Anna’s outfit and Barbie’s hair is designed to be removed, so it was easy to pop all the unnecessary items off and then move the head to Anna’s body (Though I did have to widen Barbie’s neck hole a bit). Some pastels were used to tint Anna’s body to match the head. I used acetone to remove Anna’s blue shirt, and the eyes from the Barbie. I left the Barbie’s lipstick in place to save myself the trouble of having to draw that on later. I used a fine point brown sharpie to draw on the figurine’s eyes.
The clothes for the figurine were drafted using some scrap fabric I had.
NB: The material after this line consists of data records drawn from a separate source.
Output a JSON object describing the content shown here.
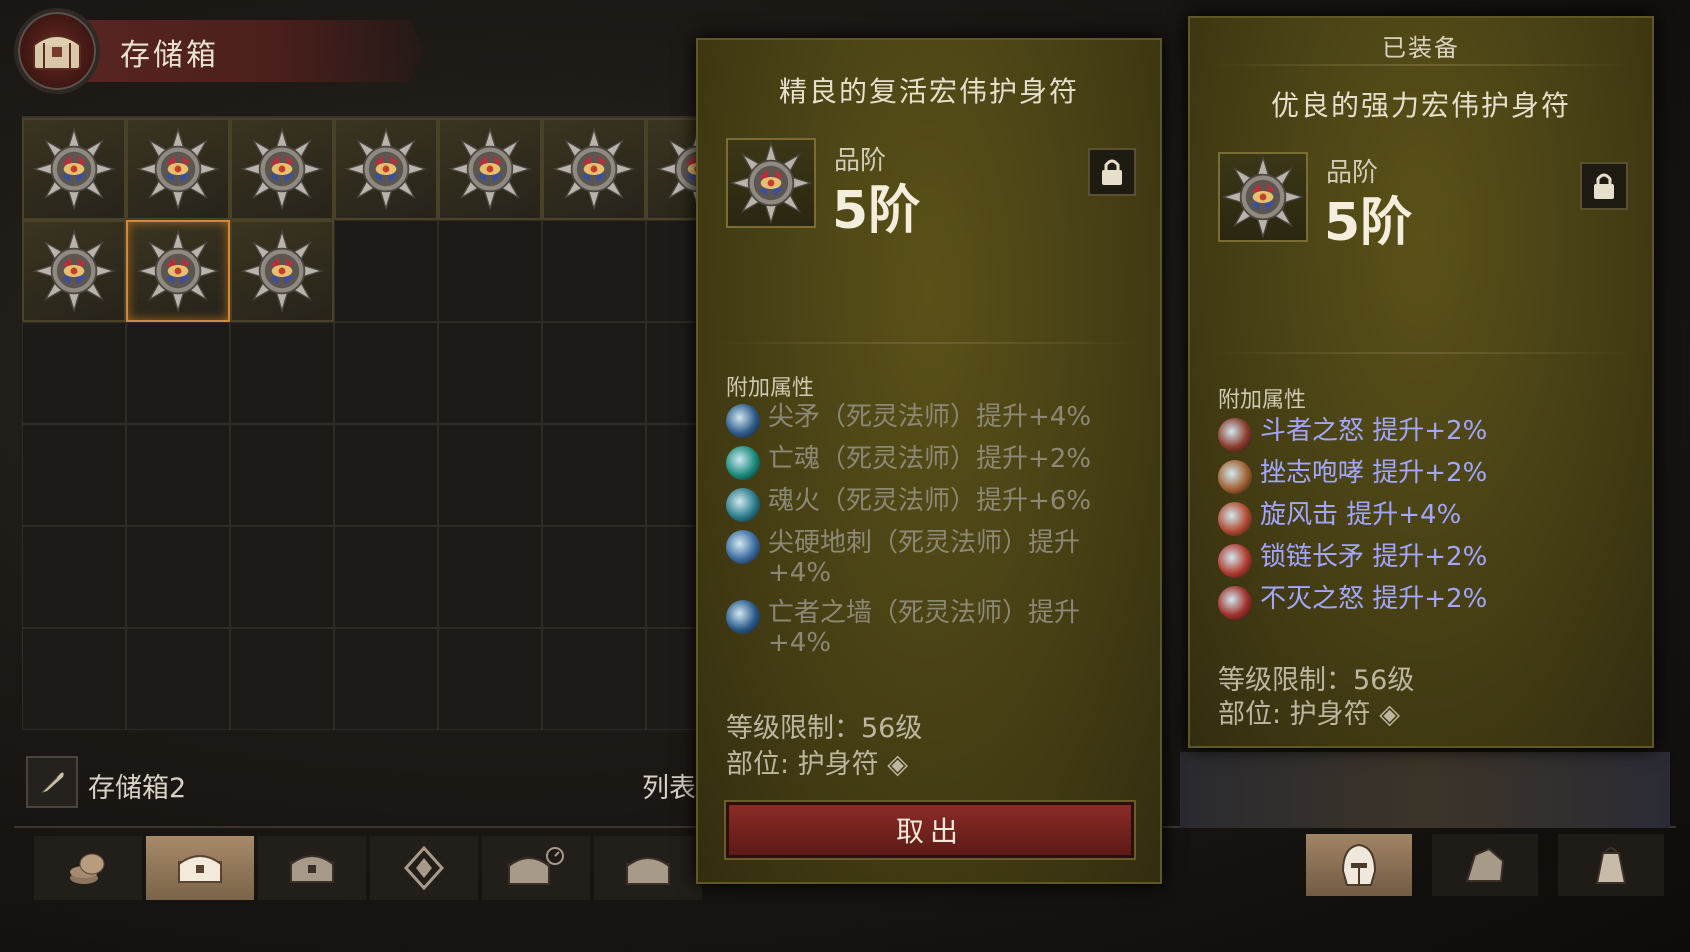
{
  "storage": {
    "title": "存储箱",
    "grid_rows": [
      [
        "amulet",
        "amulet",
        "amulet",
        "amulet",
        "amulet",
        "amulet",
        "amulet"
      ],
      [
        "amulet",
        "amulet-selected",
        "amulet",
        "empty",
        "empty",
        "empty",
        "empty"
      ]
    ],
    "footer_name": "存储箱2",
    "list_label": "列表"
  },
  "tabs": [
    {
      "icon": "coins-icon"
    },
    {
      "icon": "chest-icon",
      "active": true
    },
    {
      "icon": "chest-icon"
    },
    {
      "icon": "gem-icon"
    },
    {
      "icon": "chest-timer-icon"
    },
    {
      "icon": "chest-icon"
    }
  ],
  "equip_tabs": [
    {
      "icon": "helmet-icon",
      "active": true
    },
    {
      "icon": "ore-icon"
    },
    {
      "icon": "bag-icon"
    }
  ],
  "left_item": {
    "name": "精良的复活宏伟护身符",
    "tier_label": "品阶",
    "tier_value": "5阶",
    "attr_heading": "附加属性",
    "attributes": [
      {
        "icon": "spear-icon",
        "text": "尖矛（死灵法师）提升+4%"
      },
      {
        "icon": "soul-icon",
        "text": "亡魂（死灵法师）提升+2%"
      },
      {
        "icon": "soulfire-icon",
        "text": "魂火（死灵法师）提升+6%"
      },
      {
        "icon": "ground-spike-icon",
        "text": "尖硬地刺（死灵法师）提升+4%"
      },
      {
        "icon": "bone-wall-icon",
        "text": "亡者之墙（死灵法师）提升+4%"
      }
    ],
    "level_req": "等级限制：56级",
    "slot": "部位: 护身符",
    "action_button": "取出"
  },
  "right_item": {
    "equipped_label": "已装备",
    "name": "优良的强力宏伟护身符",
    "tier_label": "品阶",
    "tier_value": "5阶",
    "attr_heading": "附加属性",
    "attributes": [
      {
        "icon": "rage-icon",
        "text": "斗者之怒  提升+2%"
      },
      {
        "icon": "roar-icon",
        "text": "挫志咆哮  提升+2%"
      },
      {
        "icon": "whirlwind-icon",
        "text": "旋风击  提升+4%"
      },
      {
        "icon": "chain-spear-icon",
        "text": "锁链长矛  提升+2%"
      },
      {
        "icon": "undying-icon",
        "text": "不灭之怒  提升+2%"
      }
    ],
    "level_req": "等级限制：56级",
    "slot": "部位: 护身符"
  },
  "colors": {
    "panel_bg": "#463f14",
    "attr_blue": "#a2a6ff",
    "attr_gray": "#8d8876",
    "button_red": "#8a2b25",
    "selected_border": "#d08a3a"
  }
}
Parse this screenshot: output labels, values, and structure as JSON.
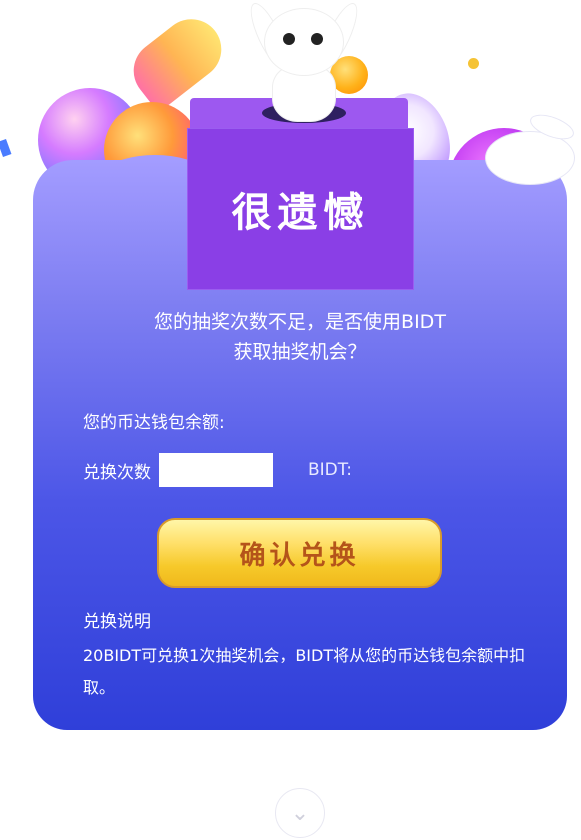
{
  "box": {
    "title": "很遗憾"
  },
  "message": {
    "line1": "您的抽奖次数不足，是否使用BIDT",
    "line2": "获取抽奖机会？"
  },
  "wallet": {
    "balance_label": "您的币达钱包余额:"
  },
  "exchange": {
    "count_label": "兑换次数",
    "count_value": "",
    "bidt_label": "BIDT:"
  },
  "confirm_button": {
    "label": "确认兑换"
  },
  "description": {
    "title": "兑换说明",
    "text": "20BIDT可兑换1次抽奖机会，BIDT将从您的币达钱包余额中扣取。"
  },
  "icons": {
    "scroll_down": "chevron-down-icon",
    "mascot": "bunny-icon",
    "sleeping_rabbit": "rabbit-icon"
  }
}
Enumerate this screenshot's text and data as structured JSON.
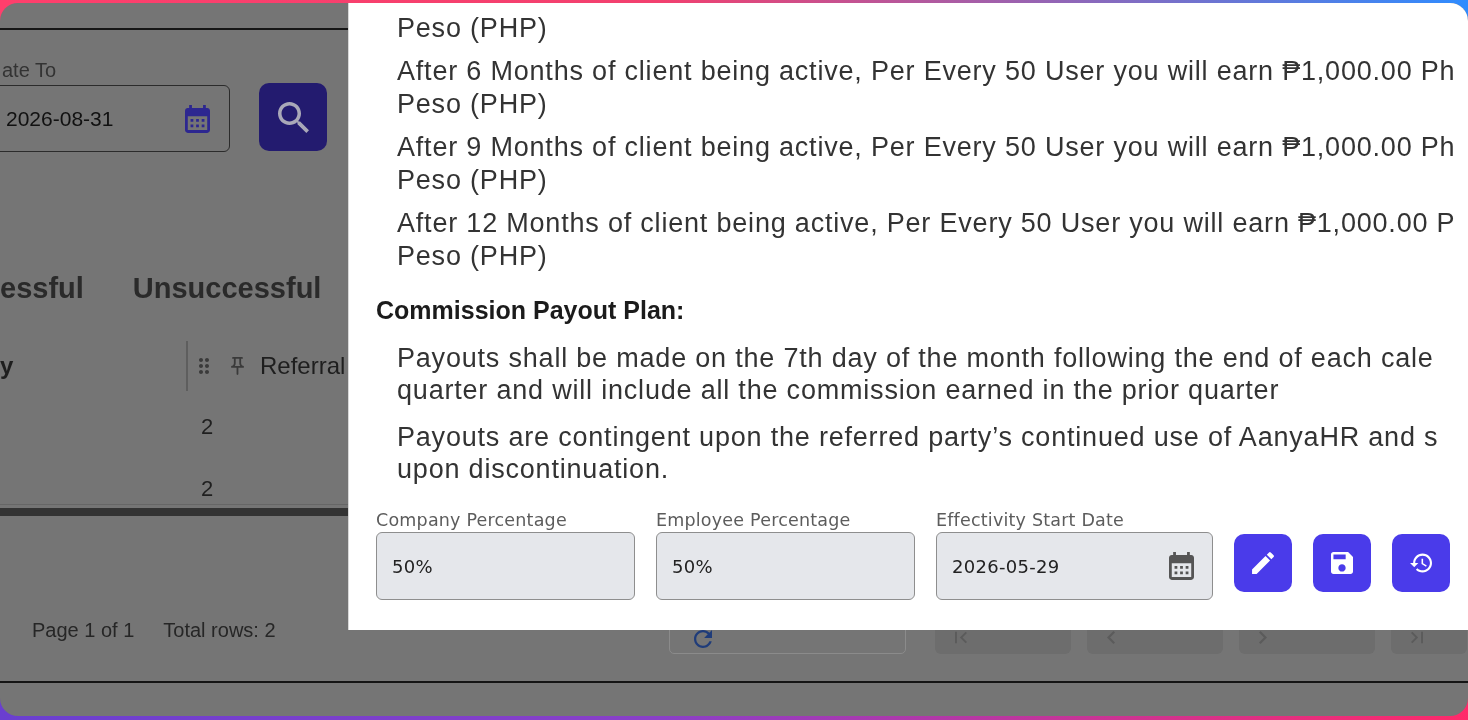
{
  "background_page": {
    "date_to": {
      "label": "ate To",
      "value": "2026-08-31"
    },
    "tabs": [
      {
        "label": "essful"
      },
      {
        "label": "Unsuccessful"
      }
    ],
    "table": {
      "columns": [
        {
          "label": "y"
        },
        {
          "label": "Referral"
        }
      ],
      "rows": [
        {
          "column_2": "2"
        },
        {
          "column_2": "2"
        }
      ]
    },
    "footer": {
      "page_info": "Page 1 of 1",
      "total_rows": "Total rows: 2",
      "pagination": [
        {
          "kind": "first",
          "disabled": true
        },
        {
          "kind": "prev",
          "disabled": true
        },
        {
          "kind": "next",
          "disabled": true
        },
        {
          "kind": "last",
          "disabled": true
        }
      ]
    }
  },
  "dialog": {
    "earning_items": [
      {
        "text": "Peso (PHP)"
      },
      {
        "text": "After 6 Months of client being active, Per Every 50 User you will earn ₱1,000.00 Ph\nPeso (PHP)"
      },
      {
        "text": "After 9 Months of client being active, Per Every 50 User you will earn ₱1,000.00 Ph\nPeso (PHP)"
      },
      {
        "text": "After 12 Months of client being active, Per Every 50 User you will earn ₱1,000.00 P\nPeso (PHP)"
      }
    ],
    "payout_heading": "Commission Payout Plan:",
    "payout_items": [
      {
        "text": "Payouts shall be made on the 7th day of the month following the end of each cale\nquarter and will include all the commission earned in the prior quarter"
      },
      {
        "text": "Payouts are contingent upon the referred party’s continued use of AanyaHR and s\nupon discontinuation."
      }
    ],
    "fields": [
      {
        "kind": "text",
        "label": "Company Percentage",
        "value": "50%",
        "disabled": true
      },
      {
        "kind": "text",
        "label": "Employee Percentage",
        "value": "50%",
        "disabled": true
      },
      {
        "kind": "date",
        "label": "Effectivity Start Date",
        "value": "2026-05-29",
        "disabled": true
      }
    ]
  }
}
The lower sleeves and bodice are glued directly onto the body, while the puffy upper sleeves and skirt were sewn on later. I used a bit of stretchy lace ribbon for the figurine’s bodice, to try and give it an faux embroidery look.